There is no “formula” to calculate non-economic damages, and the award varies from person to person. The amount of non-economic damages awarded is determined by a jury, who may rely on their experiences to put a value on the harms and losses. The jury may consider the type of injury, the pain and suffering, and what the injured victim endured due to the wreck.
Punitive damages may be awarded for the purpose of punishing the party that either intentionally or recklessly did something to cause harm to another person. Before getting to the punitive damages calculations, a jury must find the plaintiff’s favor and grant economic damages.

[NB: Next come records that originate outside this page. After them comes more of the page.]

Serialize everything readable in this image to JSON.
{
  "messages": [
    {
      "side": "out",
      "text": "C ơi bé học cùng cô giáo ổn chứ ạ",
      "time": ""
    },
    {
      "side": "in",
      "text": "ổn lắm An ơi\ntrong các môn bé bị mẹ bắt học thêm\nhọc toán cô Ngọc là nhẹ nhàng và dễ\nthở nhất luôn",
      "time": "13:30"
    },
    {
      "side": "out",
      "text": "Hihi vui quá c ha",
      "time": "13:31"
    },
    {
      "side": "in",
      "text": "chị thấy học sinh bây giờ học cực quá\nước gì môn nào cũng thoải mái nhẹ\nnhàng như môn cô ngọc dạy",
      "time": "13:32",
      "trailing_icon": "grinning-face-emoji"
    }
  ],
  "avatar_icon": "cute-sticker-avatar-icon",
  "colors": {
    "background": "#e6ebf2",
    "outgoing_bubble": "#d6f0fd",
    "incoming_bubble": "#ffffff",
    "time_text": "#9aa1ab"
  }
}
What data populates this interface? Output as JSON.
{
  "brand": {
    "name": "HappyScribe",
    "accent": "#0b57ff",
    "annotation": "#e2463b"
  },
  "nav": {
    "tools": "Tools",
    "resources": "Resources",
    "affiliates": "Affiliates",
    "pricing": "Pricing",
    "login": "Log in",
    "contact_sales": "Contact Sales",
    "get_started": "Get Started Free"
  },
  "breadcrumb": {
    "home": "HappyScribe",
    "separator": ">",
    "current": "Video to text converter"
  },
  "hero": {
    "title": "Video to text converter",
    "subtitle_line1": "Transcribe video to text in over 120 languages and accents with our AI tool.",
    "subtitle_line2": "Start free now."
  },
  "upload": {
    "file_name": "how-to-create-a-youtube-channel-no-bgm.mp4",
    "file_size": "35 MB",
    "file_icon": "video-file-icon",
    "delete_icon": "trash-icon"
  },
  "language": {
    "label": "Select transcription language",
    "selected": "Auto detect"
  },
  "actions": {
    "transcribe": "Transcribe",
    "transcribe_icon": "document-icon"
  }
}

The jury decides if the plaintiff qualifies for punitive damages based on whether the at-fault party’s conduct was either in “reckless disregard” of the plaintiff’s rights and the other party was aware of that or if they did it “intentionally.” Since it is based on the conduct of the at-fault party, the plaintiff has the burden of showing that the other party acted in this manner. It is essential to know that punitive damages are rarely awarded.
The most common cases where punitive damages are awarded in car accident cases are with drunk drivers and road rage.
Role of an Attorney
The role of an attorney is to increase the amount of money the client receives by hiring that attorney. Hiring an attorney doesn’t make financial sense if it doesn’t increase the client’s bottom line. The attorney’s job is to increase the settlement or case value by ensuring everything is included in the insurance company’s damages calculations. Attorneys also provide an incentive for the insurance company to settle the claim: pay the full and fair amount now or deal with the lawsuit.
There are many ways in which a lawyer can help an individual recover the full amount for their car accident damages. After being retained, an attorney maximizes the chances for total compensation by gathering as much evidence as early as possible and including everything that factors into increasing the settlement value. Lawyers can help do this by making sure everything related to the accident is properly documented throughout the case and holding the insurance company responsible by filing a lawsuit if the company doesn’t want to be fair.